"Since I already know that out of the gate Sonic Jihad is not going to be in Wal-Mart and Target and all that, it's important for me to find a way in which I can do it on my own and bypass the traditional methods," Paris said in a 2003 interview with The New York Times. "And the Internet is really the last great unclaimed territory where I don't have to worry about payola or commercial endorsements or diluting the music. I don't have to have one foot in the commercial water and one foot out. I can just kick you where it counts with it, like I know you need to be kicked."
When the artwork for Sonic Jihad became public (it depicted a Boeing jet flying towards the White House), . At the time, Paris criticized mainstream Hip-Hop for not speaking truth to power.

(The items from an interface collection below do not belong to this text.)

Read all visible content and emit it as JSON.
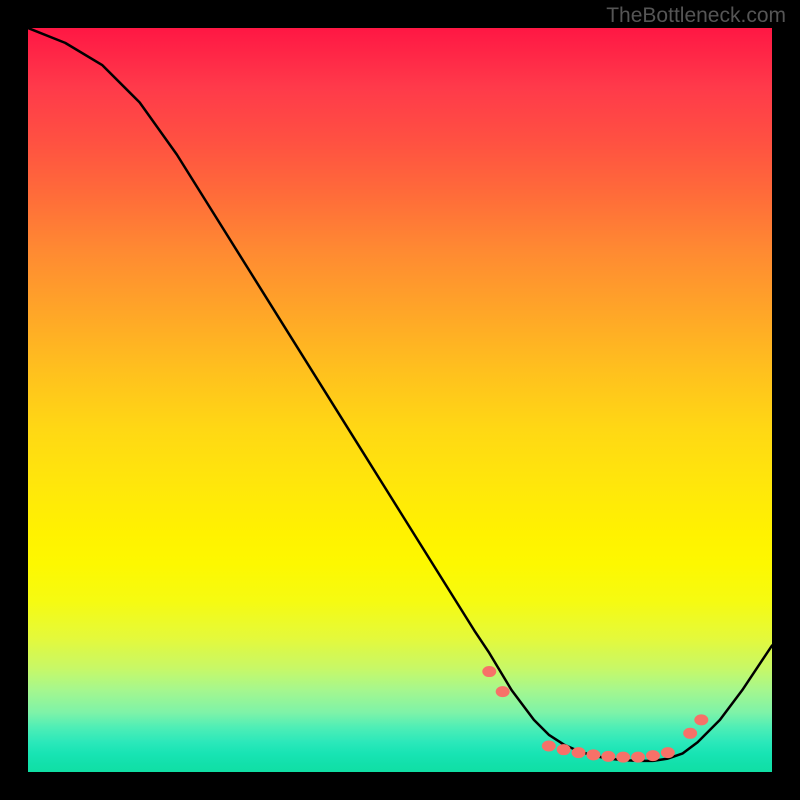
{
  "watermark": "TheBottleneck.com",
  "chart_data": {
    "type": "line",
    "title": "",
    "xlabel": "",
    "ylabel": "",
    "xlim": [
      0,
      100
    ],
    "ylim": [
      0,
      100
    ],
    "grid": false,
    "series": [
      {
        "name": "curve",
        "x": [
          0,
          5,
          10,
          15,
          20,
          25,
          30,
          35,
          40,
          45,
          50,
          55,
          60,
          62,
          65,
          68,
          70,
          72,
          74,
          76,
          78,
          80,
          82,
          84,
          86,
          88,
          90,
          93,
          96,
          100
        ],
        "y": [
          100,
          98,
          95,
          90,
          83,
          75,
          67,
          59,
          51,
          43,
          35,
          27,
          19,
          16,
          11,
          7,
          5,
          3.7,
          2.8,
          2.2,
          1.8,
          1.6,
          1.5,
          1.5,
          1.8,
          2.5,
          4,
          7,
          11,
          17
        ]
      }
    ],
    "markers": [
      {
        "x": 62.0,
        "y": 13.5
      },
      {
        "x": 63.8,
        "y": 10.8
      },
      {
        "x": 70.0,
        "y": 3.5
      },
      {
        "x": 72.0,
        "y": 3.0
      },
      {
        "x": 74.0,
        "y": 2.6
      },
      {
        "x": 76.0,
        "y": 2.3
      },
      {
        "x": 78.0,
        "y": 2.1
      },
      {
        "x": 80.0,
        "y": 2.0
      },
      {
        "x": 82.0,
        "y": 2.0
      },
      {
        "x": 84.0,
        "y": 2.2
      },
      {
        "x": 86.0,
        "y": 2.6
      },
      {
        "x": 89.0,
        "y": 5.2
      },
      {
        "x": 90.5,
        "y": 7.0
      }
    ],
    "marker_color": "#f77168",
    "curve_color": "#000000"
  }
}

“I run my own production, label and website independently from the majors,” he told Designer. “But for the people that get the benefit of major exposure as a result of being affiliated with a major label, none of them are political. Most hip-hop artists quite honestly are apolitical. They don't know and they don't care to know. They're removed from the political process and they're removed from commentary on certain issues. They have a sort of dogmatic tunnel vision when it comes to things they don't know.”

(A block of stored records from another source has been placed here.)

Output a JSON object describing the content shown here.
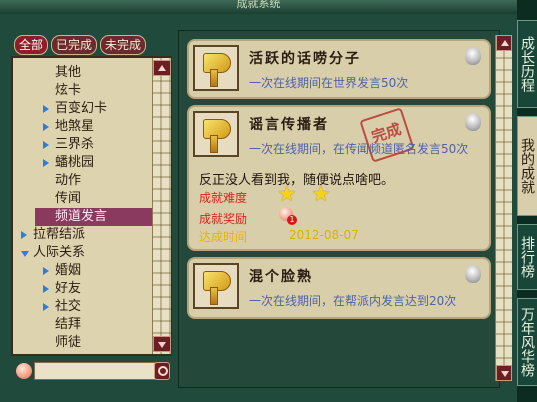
{
  "window": {
    "title": "成就系统"
  },
  "filters": {
    "all": "全部",
    "done": "已完成",
    "undone": "未完成"
  },
  "tree": [
    {
      "label": "其他",
      "level": 2,
      "expand": ""
    },
    {
      "label": "炫卡",
      "level": 2,
      "expand": ""
    },
    {
      "label": "百变幻卡",
      "level": 2,
      "expand": "right"
    },
    {
      "label": "地煞星",
      "level": 2,
      "expand": "right"
    },
    {
      "label": "三界杀",
      "level": 2,
      "expand": "right"
    },
    {
      "label": "蟠桃园",
      "level": 2,
      "expand": "right"
    },
    {
      "label": "动作",
      "level": 2,
      "expand": ""
    },
    {
      "label": "传闻",
      "level": 2,
      "expand": ""
    },
    {
      "label": "频道发言",
      "level": 2,
      "expand": "",
      "selected": true
    },
    {
      "label": "拉帮结派",
      "level": 1,
      "expand": "right"
    },
    {
      "label": "人际关系",
      "level": 1,
      "expand": "down"
    },
    {
      "label": "婚姻",
      "level": 2,
      "expand": "right"
    },
    {
      "label": "好友",
      "level": 2,
      "expand": "right"
    },
    {
      "label": "社交",
      "level": 2,
      "expand": "right"
    },
    {
      "label": "结拜",
      "level": 2,
      "expand": ""
    },
    {
      "label": "师徒",
      "level": 2,
      "expand": ""
    }
  ],
  "search": {
    "value": ""
  },
  "cards": [
    {
      "title": "活跃的话唠分子",
      "desc": "一次在线期间在世界发言50次"
    },
    {
      "title": "谣言传播者",
      "desc": "一次在线期间，在传闻频道匿名发言50次",
      "stamp": "完成",
      "quote": "反正没人看到我，随便说点啥吧。",
      "difficulty_label": "成就难度",
      "difficulty_stars": 2,
      "reward_label": "成就奖励",
      "reward_count": "1",
      "time_label": "达成时间",
      "time_value": "2012-08-07"
    },
    {
      "title": "混个脸熟",
      "desc": "一次在线期间，在帮派内发言达到20次"
    }
  ],
  "side_tabs": [
    {
      "label": "成长历程",
      "active": false
    },
    {
      "label": "我的成就",
      "active": true
    },
    {
      "label": "排行榜",
      "active": false
    },
    {
      "label": "万年风华榜",
      "active": false
    }
  ],
  "colors": {
    "accent": "#8e1d27",
    "panel": "#d9ceaa",
    "selected": "#8a3a5e"
  }
}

Of course, the world feels more politically-charged today than it did in the early 2000s, which is a telling commentary considering all that was going on, even then. But social media, Black Lives Matter, #MeToo, the Trump presidency and a host of national and international incidents have galvanized so many to take to the streets. It was in that very modern cultural climate that Paris released his album Safe Space Invader in late 2020, attacking racism, cannibus mainstreaming, cancel culture and gentrification.

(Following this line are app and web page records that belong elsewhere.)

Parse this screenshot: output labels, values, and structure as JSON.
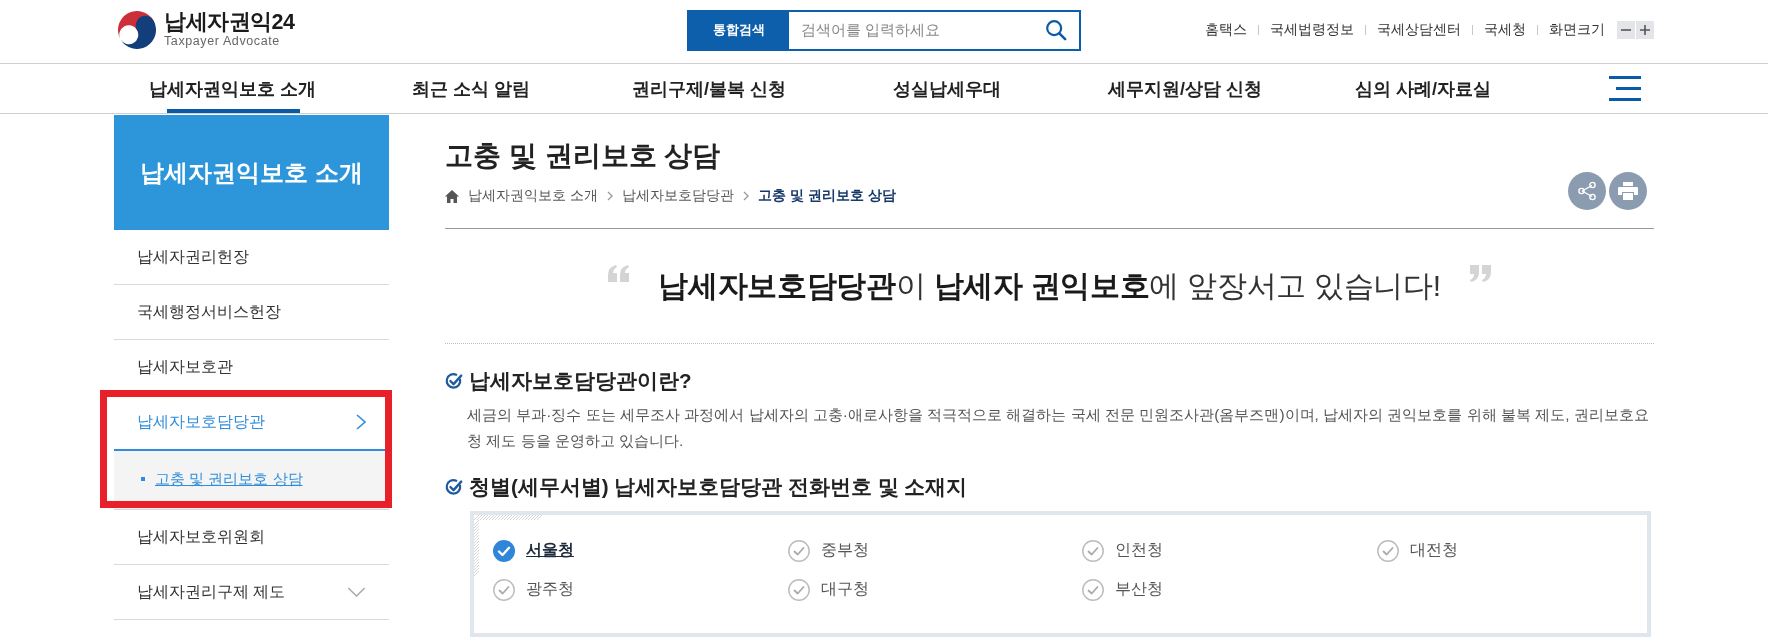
{
  "header": {
    "logo": {
      "title": "납세자권익24",
      "subtitle": "Taxpayer Advocate"
    },
    "search": {
      "button": "통합검색",
      "placeholder": "검색어를 입력하세요"
    },
    "utility_links": [
      "홈택스",
      "국세법령정보",
      "국세상담센터",
      "국세청"
    ],
    "font_size_control": {
      "label": "화면크기"
    }
  },
  "nav": {
    "items": [
      {
        "label": "납세자권익보호 소개",
        "selected": true
      },
      {
        "label": "최근 소식 알림",
        "selected": false
      },
      {
        "label": "권리구제/불복 신청",
        "selected": false
      },
      {
        "label": "성실납세우대",
        "selected": false
      },
      {
        "label": "세무지원/상담 신청",
        "selected": false
      },
      {
        "label": "심의 사례/자료실",
        "selected": false
      }
    ]
  },
  "sidebar": {
    "title": "납세자권익보호 소개",
    "items": [
      {
        "kind": "page",
        "label": "납세자권리헌장",
        "selected": false,
        "highlighted": false
      },
      {
        "kind": "page",
        "label": "국세행정서비스헌장",
        "selected": false,
        "highlighted": false
      },
      {
        "kind": "page",
        "label": "납세자보호관",
        "selected": false,
        "highlighted": false
      },
      {
        "kind": "group",
        "label": "납세자보호담당관",
        "selected": true,
        "expanded": true,
        "highlighted": true,
        "children": [
          {
            "label": "고충 및 권리보호 상담",
            "selected": true
          }
        ]
      },
      {
        "kind": "page",
        "label": "납세자보호위원회",
        "selected": false,
        "highlighted": false
      },
      {
        "kind": "group",
        "label": "납세자권리구제 제도",
        "selected": false,
        "expanded": false,
        "highlighted": false
      }
    ]
  },
  "page": {
    "title": "고충 및 권리보호 상담",
    "breadcrumb": [
      "납세자권익보호 소개",
      "납세자보호담당관",
      "고충 및 권리보호 상담"
    ],
    "banner": "**납세자보호담당관**이 **납세자 권익보호**에 앞장서고 있습니다!",
    "sections": [
      {
        "heading": "납세자보호담당관이란?",
        "text": "세금의 부과·징수 또는 세무조사 과정에서 납세자의 고충·애로사항을 적극적으로 해결하는 국세 전문 민원조사관(옴부즈맨)이며, 납세자의 권익보호를 위해 불복 제도, 권리보호요청 제도 등을 운영하고 있습니다."
      },
      {
        "heading": "청별(세무서별) 납세자보호담당관 전화번호 및 소재지",
        "offices": [
          {
            "label": "서울청",
            "selected": true
          },
          {
            "label": "중부청",
            "selected": false
          },
          {
            "label": "인천청",
            "selected": false
          },
          {
            "label": "대전청",
            "selected": false
          },
          {
            "label": "광주청",
            "selected": false
          },
          {
            "label": "대구청",
            "selected": false
          },
          {
            "label": "부산청",
            "selected": false
          }
        ]
      }
    ]
  }
}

“There's more to us than pimpin’, more to us than bangin’ and dope - but you wouldn't know that watching BET. Or listenin’ to the radio."
'I bang on the SYSTEM and take aim at those who oppress us, instead of aiming at us. I know our enemies’ agenda and who they are - and my enemy does NOT look like me.
We’re all in this together. It's just that most of us aren't up on the way things really are. We’re not up on why conditions exist the way they do in our communities - we just deal with it. I wanna make music that makes us focus on real issues that affect us, instead of music that diverts our attention from real issues that need to be dealt with.”
Paris said those words more than 15 years ago. They'll always be relevant as long as Hip-Hop culture, and Black culture, are hyper-commodified by industries that only intend to exploit and get rich from it. There are topical artists who are consistently challenging the trends of the moment, and there's room for all kinds of voices in Hip-Hop. But Paris is always necessary, first as a young firebrand, now as an elder statesman, because his vision is always urgent and necessary. For more than 30 years, Paris has burned, he's burned for his people, he's burned for freedom, he's burned for the right to express himself as he chooses.
Hip-Hop is stronger because Paris has never let his fire go out.